It was pointed out at the beginning of this Occasional Paper that the Fund position is to favor an open trading system and to oppose the use of trade restrictions for balance of payments purposes. Protectionism in industrial countries appears to have increased, and there are pressures for further increases, even though the initiation of a new round of multilateral trade negotiations is a hopeful sign. In the case of developing countries, protection tends to be higher and more widespread than for industrial countries, but there have been proposals for liberalization, and in some countries actual moves in that direction.
The paper opened with a discussion of several macro-economic issues. An increase in protection does not necessarily improve the current account. It all depends on what happens to savings and investment, private and public, and this depends on macroeconomic policies and the way policy responds to the increase in protection. When the exchange rate floats there is no presumption that protection would improve the current account. A uniform import surcharge in the United States, for example, would only be likely to improve the current account if it improved the fiscal situation, but it would not be an efficient way of doing so. Exchange rate instability may well have given rise to protectionist measures, but it provides no justification for protection. Similarly, the existence of unemployment does not justify protection. Devaluation, or macroeconomic policies that bring about depreciation, would normally be preferable to import restrictions if the balance of payments is to be improved at a constant level of overall employment, or if overall employment is to be increased while avoiding a balance of payments deterioration. In the case of real wage rigidity and hence classical unemployment neither method may be able to deal with an unemployment problem. The employment gains by protected industries would be offset by losses in other industries.
Various arguments for protection have been analyzed, notably the infant industry argument, the terms of trade argument and the case for using tariffs and export taxes to raise revenue. In all cases it is possible to make valid arguments for protection applying in particular (but not necessarily common) circumstances. Usually they are arguments only for the short term, so that possible short-term gains have to be weighed against long-term losses. It has been pointed out that one of the main reasons for protection in practice is the maintenance of incomes of particular sectors in response to adverse shocks, this being brought about at a cost in national income as a whole.
Reference has been made to rent seeking and to the special problems created by import quotas as compared with tariffs. There is a strong case, at the minimum, for replacing quotas with tariffs, preferably fairly uniform and not “made to measure.” Protection is likely to affect growth adversely through various channels, including the effects on the productivity of investment. There is considerable evidence that outward-looking policies— defined as policies which avoid a bias in the incentive system against exports—have led to higher growth rates.
A key issue for developing countries and for the design of Fund programs is whether import restrictions should be used at a time of balance of payments crisis, and whether, by contrast, it is appropriate to liberalize imports when a country still has a current account problem.
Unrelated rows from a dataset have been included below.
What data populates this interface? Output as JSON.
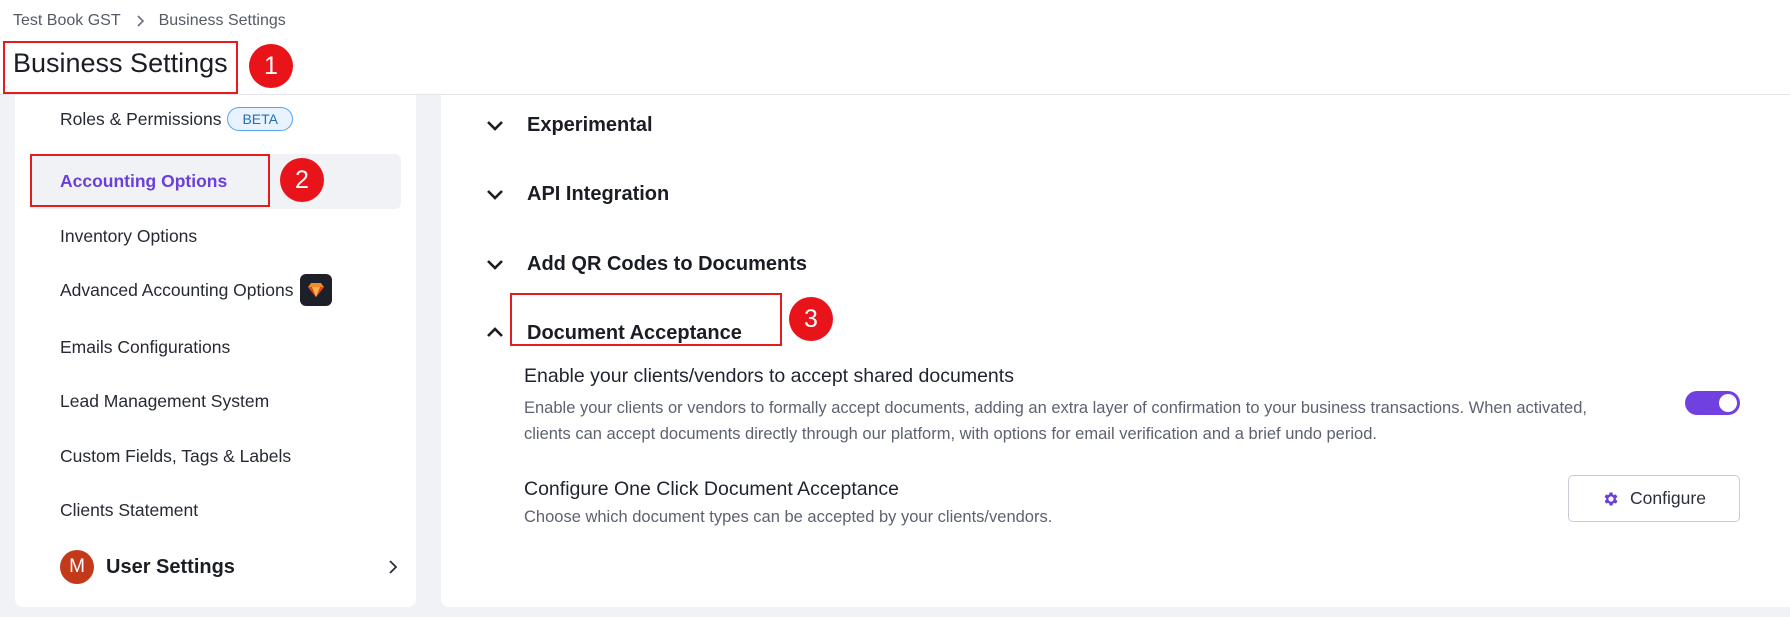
{
  "breadcrumb": {
    "items": [
      "Test Book GST",
      "Business Settings"
    ]
  },
  "page_title": "Business Settings",
  "markers": [
    "1",
    "2",
    "3"
  ],
  "sidebar": {
    "items": [
      {
        "label": "Roles & Permissions",
        "badge": "BETA"
      },
      {
        "label": "Accounting Options",
        "active": true
      },
      {
        "label": "Inventory Options"
      },
      {
        "label": "Advanced Accounting Options",
        "badge_icon": "gem-icon"
      },
      {
        "label": "Emails Configurations"
      },
      {
        "label": "Lead Management System"
      },
      {
        "label": "Custom Fields, Tags & Labels"
      },
      {
        "label": "Clients Statement"
      }
    ],
    "user_settings": {
      "avatar_initial": "M",
      "label": "User Settings"
    }
  },
  "main": {
    "sections": [
      {
        "title": "Experimental",
        "expanded": false
      },
      {
        "title": "API Integration",
        "expanded": false
      },
      {
        "title": "Add QR Codes to Documents",
        "expanded": false
      },
      {
        "title": "Document Acceptance",
        "expanded": true
      }
    ],
    "settings": [
      {
        "title": "Enable your clients/vendors to accept shared documents",
        "description": "Enable your clients or vendors to formally accept documents, adding an extra layer of confirmation to your business transactions. When activated, clients can accept documents directly through our platform, with options for email verification and a brief undo period.",
        "toggle_on": true
      },
      {
        "title": "Configure One Click Document Acceptance",
        "description": "Choose which document types can be accepted by your clients/vendors.",
        "button_label": "Configure"
      }
    ]
  },
  "colors": {
    "accent": "#7041e0",
    "marker_red": "#e8141a",
    "beta_blue": "#1e6fb7"
  }
}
This is a complex issue, but it has been noted that any case for import restrictions can only be short term and it may be a matter of balancing possible short-term gains against long-term losses, essentially the losses from providing inadequate incentives for exports, quite apart from all the other costs of distorting and licensing systems.
In general, trade liberalization requires devaluation. It is thus particularly important to think of trade liberalization and exchange rate adjustment as representing a policy package. The relationship between trade liberalization and capital market liberalization has also been discussed. It has been noted that capital movements can present problems for large-scale trade liberalization through their effects on the real exchange rate.
Finally, protection by industrial countries does not justify protection by developing countries (or vice versa), the central point being that protection in both parts of the world reduces the gains from trade and hence real incomes of both. Industrial country markets for the manufactured exports of developing countries are still fairly open, though there is a special and serious problem for clothing and textiles, and the developing countries are certainly damaged by protection in industrial countries, both in agriculture and in manufacturing, especially when, as in the case of clothing and textiles, such protection actually discriminates against the developing countries.
Subject to various qualifications noted in the paper, the general conclusion follows that, both from the point of view of countries imposing protection—that is, from the point of view of their national interests—and from the point of view of their trading partners and the world system, increases in protection are rarely justified and are undesirable. This conclusion also applies to existing protection and hence justifies moves to trade liberalization, preferably multilateral but also unilateral.